In a release last Friday, NCB said that having concluded an internal assessment, it made the decision to exit most relationships with persons holding licences to operate cambios "in order to ensure that we employ a solid governance structure and operate within a robust compliance framework".
"We will therefore terminate most relationships in the next three months, and have ceased opening new accounts for such entities," the release said.
The bank began putting distance between itself and its cambio clientele earlier this year when it curtailed certain foreign-exchange transactions. The current decision further severs those ties.
The release last Friday said the decision was taken in light of "globally recognised exposure to money laundering and terrorist-financing risks associated with these businesses and the extensive effort required to continue managing those risks while providing the services required going forward".
The release did not qualify which cambios would survive the cut.
In January, the members of the Cambio Association of Jamaica sought the intervention of the minister of finance and the Bank of Jamaica in a bid to have NCB reverse course on its policy.
The BOJ indicated at the time it was unlikely to have much impact on what it said was essentially a commercial decision.
After NCB's policy shift became public, the bank qualified that it was not closing accounts; rather, it would no longer accommodate wire transfers and other foreign- currency transactions.
A similar decision was taken by RBC Royal Bank back in 2011.
Both banks said they were acting in accordance with the wishes of their overseas correspondent banks.
"NCB's continued provision of banking services to cambio businesses has been challenged as some of our correspondent bankers overseas, on whom we rely to facilitate international and foreign-currency transactions for our customers, asked that we not transact businesses through them for these businesses," NCB reiterated last Friday.
"Although cambios are regulated in Jamaica, regulation does not remove the risk, and our correspondent bankers' postures have been driven by their desire to effectively manage the risks they face by the sector," it said.
NCB points out that this approach is not unique to Jamaica.
There has been an international movement among banks to distance themselves from money-management companies, including cambios and money-transfer operators.
The issue has caught the attention of the World Bank, which warned that the trend is potentially harmful to remittance-dependent economies.
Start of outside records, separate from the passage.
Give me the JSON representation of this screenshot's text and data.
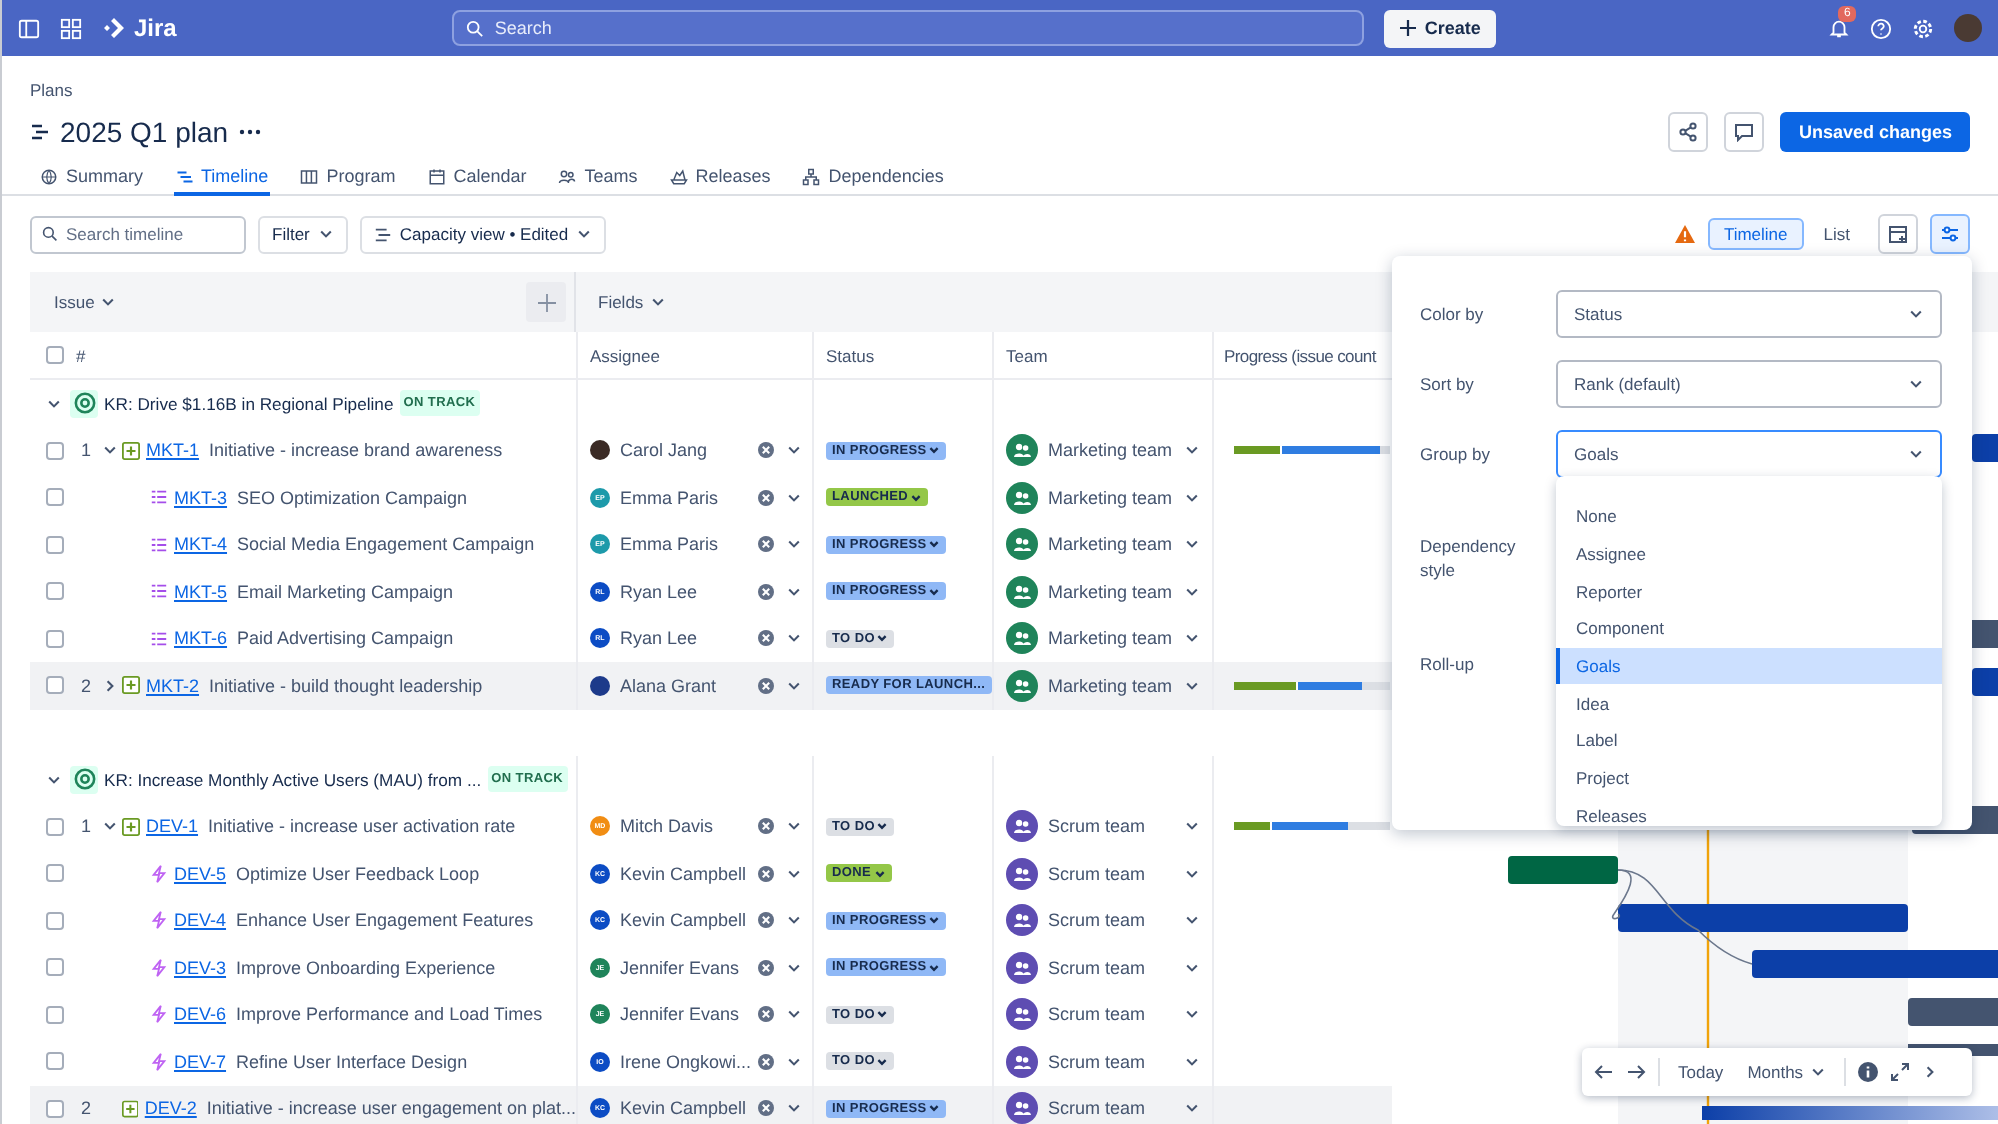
{
  "topbar": {
    "product": "Jira",
    "search": {
      "placeholder": "Search"
    },
    "create": "Create",
    "notifications_badge": "6"
  },
  "breadcrumb": "Plans",
  "title": "2025 Q1 plan",
  "primary_action": "Unsaved changes",
  "tabs": [
    {
      "label": "Summary",
      "selected": false
    },
    {
      "label": "Timeline",
      "selected": true
    },
    {
      "label": "Program",
      "selected": false
    },
    {
      "label": "Calendar",
      "selected": false
    },
    {
      "label": "Teams",
      "selected": false
    },
    {
      "label": "Releases",
      "selected": false
    },
    {
      "label": "Dependencies",
      "selected": false
    }
  ],
  "toolbar": {
    "search": {
      "placeholder": "Search timeline"
    },
    "filter": "Filter",
    "view": "Capacity view • Edited",
    "view_toggle": [
      {
        "label": "Timeline",
        "selected": true
      },
      {
        "label": "List",
        "selected": false
      }
    ],
    "settings_selected": true
  },
  "table": {
    "select_all_checked": false,
    "issue_header": "Issue",
    "fields_header": "Fields",
    "columns": [
      "#",
      "Assignee",
      "Status",
      "Team",
      "Progress (issue count"
    ],
    "groups": [
      {
        "title": "KR: Drive $1.16B in Regional Pipeline",
        "status": "ON TRACK",
        "expanded": true,
        "rows": [
          {
            "num": "1",
            "kind": "initiative",
            "has_children": true,
            "expanded": true,
            "checked": false,
            "selected": false,
            "key": "MKT-1",
            "summary": "Initiative - increase brand awareness",
            "assignee": {
              "name": "Carol Jang",
              "kind": "photo",
              "color": "#3b2b25"
            },
            "status": {
              "label": "IN PROGRESS",
              "color": "#8fb8f6",
              "dropdown": true
            },
            "team": {
              "name": "Marketing team",
              "color": "#1f845a"
            },
            "progress": [
              {
                "level": 0.31,
                "color": "#6a9a23"
              },
              {
                "level": 0.91,
                "color": "#2f7de1"
              }
            ]
          },
          {
            "kind": "epic",
            "has_children": false,
            "checked": false,
            "selected": false,
            "key": "MKT-3",
            "summary": "SEO Optimization Campaign",
            "assignee": {
              "name": "Emma Paris",
              "kind": "initials",
              "initials": "EP",
              "color": "#1d9aaa"
            },
            "status": {
              "label": "LAUNCHED",
              "color": "#94c748",
              "dropdown": true
            },
            "team": {
              "name": "Marketing team",
              "color": "#1f845a"
            }
          },
          {
            "kind": "epic",
            "has_children": false,
            "checked": false,
            "selected": false,
            "key": "MKT-4",
            "summary": "Social Media Engagement Campaign",
            "assignee": {
              "name": "Emma Paris",
              "kind": "initials",
              "initials": "EP",
              "color": "#1d9aaa"
            },
            "status": {
              "label": "IN PROGRESS",
              "color": "#8fb8f6",
              "dropdown": true
            },
            "team": {
              "name": "Marketing team",
              "color": "#1f845a"
            }
          },
          {
            "kind": "epic",
            "has_children": false,
            "checked": false,
            "selected": false,
            "key": "MKT-5",
            "summary": "Email Marketing Campaign",
            "assignee": {
              "name": "Ryan Lee",
              "kind": "initials",
              "initials": "RL",
              "color": "#0c4cc4"
            },
            "status": {
              "label": "IN PROGRESS",
              "color": "#8fb8f6",
              "dropdown": true
            },
            "team": {
              "name": "Marketing team",
              "color": "#1f845a"
            }
          },
          {
            "kind": "epic",
            "has_children": false,
            "checked": false,
            "selected": false,
            "key": "MKT-6",
            "summary": "Paid Advertising Campaign",
            "assignee": {
              "name": "Ryan Lee",
              "kind": "initials",
              "initials": "RL",
              "color": "#0c4cc4"
            },
            "status": {
              "label": "TO DO",
              "color": "#dcdfe4",
              "dropdown": true
            },
            "team": {
              "name": "Marketing team",
              "color": "#1f845a"
            }
          },
          {
            "num": "2",
            "kind": "initiative",
            "has_children": true,
            "expanded": false,
            "checked": false,
            "selected": true,
            "key": "MKT-2",
            "summary": "Initiative - build thought leadership",
            "assignee": {
              "name": "Alana Grant",
              "kind": "photo",
              "color": "#1d3a8a"
            },
            "status": {
              "label": "READY FOR LAUNCH...",
              "color": "#8fb8f6",
              "dropdown": false
            },
            "team": {
              "name": "Marketing team",
              "color": "#1f845a"
            },
            "progress": [
              {
                "level": 0.41,
                "color": "#6a9a23"
              },
              {
                "level": 0.7,
                "color": "#2f7de1"
              }
            ]
          }
        ]
      },
      {
        "title": "KR: Increase Monthly Active Users (MAU) from ...",
        "status": "ON TRACK",
        "expanded": true,
        "rows": [
          {
            "num": "1",
            "kind": "initiative",
            "has_children": true,
            "expanded": true,
            "checked": false,
            "selected": false,
            "key": "DEV-1",
            "summary": "Initiative - increase user activation rate",
            "assignee": {
              "name": "Mitch Davis",
              "kind": "initials",
              "initials": "MD",
              "color": "#f18d13"
            },
            "status": {
              "label": "TO DO",
              "color": "#dcdfe4",
              "dropdown": true
            },
            "team": {
              "name": "Scrum team",
              "color": "#5e4db2"
            },
            "progress": [
              {
                "level": 0.24,
                "color": "#6a9a23"
              },
              {
                "level": 0.64,
                "color": "#2f7de1"
              }
            ]
          },
          {
            "kind": "story",
            "has_children": false,
            "checked": false,
            "selected": false,
            "key": "DEV-5",
            "summary": "Optimize User Feedback Loop",
            "assignee": {
              "name": "Kevin Campbell",
              "kind": "initials",
              "initials": "KC",
              "color": "#0c4cc4"
            },
            "status": {
              "label": "DONE",
              "color": "#94c748",
              "dropdown": true
            },
            "team": {
              "name": "Scrum team",
              "color": "#5e4db2"
            }
          },
          {
            "kind": "story",
            "has_children": false,
            "checked": false,
            "selected": false,
            "key": "DEV-4",
            "summary": "Enhance User Engagement Features",
            "assignee": {
              "name": "Kevin Campbell",
              "kind": "initials",
              "initials": "KC",
              "color": "#0c4cc4"
            },
            "status": {
              "label": "IN PROGRESS",
              "color": "#8fb8f6",
              "dropdown": true
            },
            "team": {
              "name": "Scrum team",
              "color": "#5e4db2"
            }
          },
          {
            "kind": "story",
            "has_children": false,
            "checked": false,
            "selected": false,
            "key": "DEV-3",
            "summary": "Improve Onboarding Experience",
            "assignee": {
              "name": "Jennifer Evans",
              "kind": "initials",
              "initials": "JE",
              "color": "#1f845a"
            },
            "status": {
              "label": "IN PROGRESS",
              "color": "#8fb8f6",
              "dropdown": true
            },
            "team": {
              "name": "Scrum team",
              "color": "#5e4db2"
            }
          },
          {
            "kind": "story",
            "has_children": false,
            "checked": false,
            "selected": false,
            "key": "DEV-6",
            "summary": "Improve Performance and Load Times",
            "assignee": {
              "name": "Jennifer Evans",
              "kind": "initials",
              "initials": "JE",
              "color": "#1f845a"
            },
            "status": {
              "label": "TO DO",
              "color": "#dcdfe4",
              "dropdown": true
            },
            "team": {
              "name": "Scrum team",
              "color": "#5e4db2"
            }
          },
          {
            "kind": "story",
            "has_children": false,
            "checked": false,
            "selected": false,
            "key": "DEV-7",
            "summary": "Refine User Interface Design",
            "assignee": {
              "name": "Irene Ongkowi...",
              "kind": "initials",
              "initials": "IO",
              "color": "#0c4cc4"
            },
            "status": {
              "label": "TO DO",
              "color": "#dcdfe4",
              "dropdown": true
            },
            "team": {
              "name": "Scrum team",
              "color": "#5e4db2"
            }
          },
          {
            "num": "2",
            "kind": "initiative",
            "has_children": false,
            "checked": false,
            "selected": true,
            "key": "DEV-2",
            "summary": "Initiative - increase user engagement on plat...",
            "assignee": {
              "name": "Kevin Campbell",
              "kind": "initials",
              "initials": "KC",
              "color": "#0c4cc4"
            },
            "status": {
              "label": "IN PROGRESS",
              "color": "#8fb8f6",
              "dropdown": true
            },
            "team": {
              "name": "Scrum team",
              "color": "#5e4db2"
            }
          }
        ]
      }
    ]
  },
  "settings_panel": {
    "fields": [
      {
        "label": "Color by",
        "value": "Status",
        "focused": false
      },
      {
        "label": "Sort by",
        "value": "Rank (default)",
        "focused": false
      },
      {
        "label": "Group by",
        "value": "Goals",
        "focused": true
      },
      {
        "label": "Dependency style"
      },
      {
        "label": "Roll-up"
      }
    ],
    "options": [
      {
        "label": "None",
        "selected": false
      },
      {
        "label": "Assignee",
        "selected": false
      },
      {
        "label": "Reporter",
        "selected": false
      },
      {
        "label": "Component",
        "selected": false
      },
      {
        "label": "Goals",
        "selected": true
      },
      {
        "label": "Idea",
        "selected": false
      },
      {
        "label": "Label",
        "selected": false
      },
      {
        "label": "Project",
        "selected": false
      },
      {
        "label": "Releases",
        "selected": false
      }
    ]
  },
  "timeline_nav": {
    "today": "Today",
    "scale": "Months"
  }
}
The World Bank has floated the idea that national banks could explore ways of helping the money companies in their jurisdictions.
NCB's current release did not reference accounts held by remittance companies.
The bank said its own business could be disrupted were it to maintain certain accounts.
"Our correspondent banking relationships are very important and directly impact the extent of the bank's reach in the international financial market and ability to facilitate our customers doing transactions overseas and in foreign currencies," said the NCB release.